Whether it’s a wrist-worn activity tracker or an app on your telephone that counts your daily caloric intake, it is axiomatic that technology is an essential part of our everyday lives.  All the while, these technologies are compiling data about our eating, exercise, and sleeping habits; data which can be analyzed to identify deficiencies and formulate plans for a healthier lifestyle.  A trend has emerged in the workplace where, in an effort to reduce skyrocketing healthcare costs, companies are utilizing such data in an effort to implement wellness programs for their employees.  These companies are also providing incentives to employees, usually in the form of additional contributions towards a Health Savings Account or insurance deductible.  Some companies even reward employees with gift if their respective data demonstrates an improvement in a pre-determined health module such as blood pressure or weight-to-height ratio.

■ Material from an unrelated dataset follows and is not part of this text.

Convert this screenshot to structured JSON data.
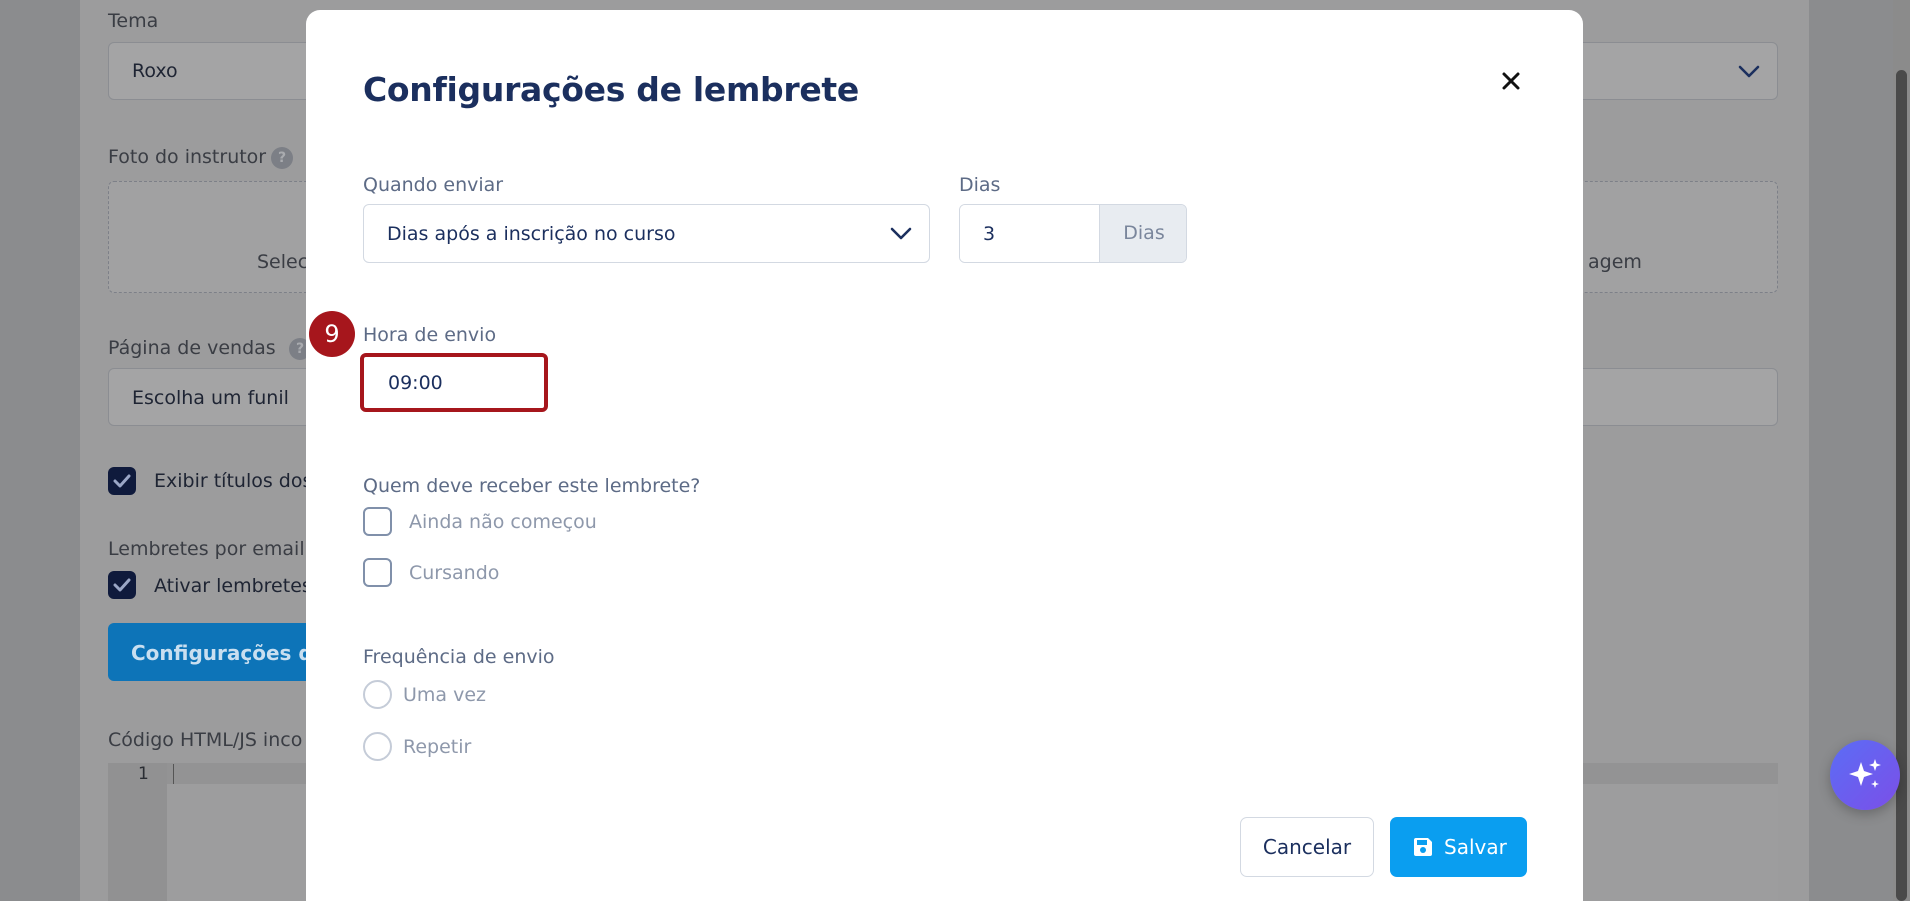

These programs and incentives are not without legal issues.  Of paramount concern, the privacy of the employees’ health data must be protected.  This is especially important for those instances where certain data is requested that could be deemed “sensitive,” such as alcohol consumption and pregnancy plans.  In order to comply with federal law, third-party providers who facilitate these programs generally share the data they compile with the companies that retain them.  This becomes absolutely necessary should the company provide incentives for meeting certain health criteria to identify which employees were successful.  Moreover, many of these third-party facilitators sell the data they compile to advertisers.  Whether this data is protected by HIPAA is largely dependent upon the health plan administering the wellness program. See The Wall Street Journal, Tuesday, February 12, 2019, page A11, “Your Company and Your Fitness Data.”

The privacy concerns impact employer and employee alike. While wellness programs are designed for positive outcomes, both for health benefits and cost reductions, individual data is potentially exposed. The responsibility falls on both sides of the ledger — the employee should monitor personal data, just like a credit report should be periodically reviewed for accuracy,  while the employer needs to take reasonable steps to protect the employee’s privacy and thus avoid legal exposure.

If you have any questions about this or any other legal matter, please email David Harmon at or David Vozza at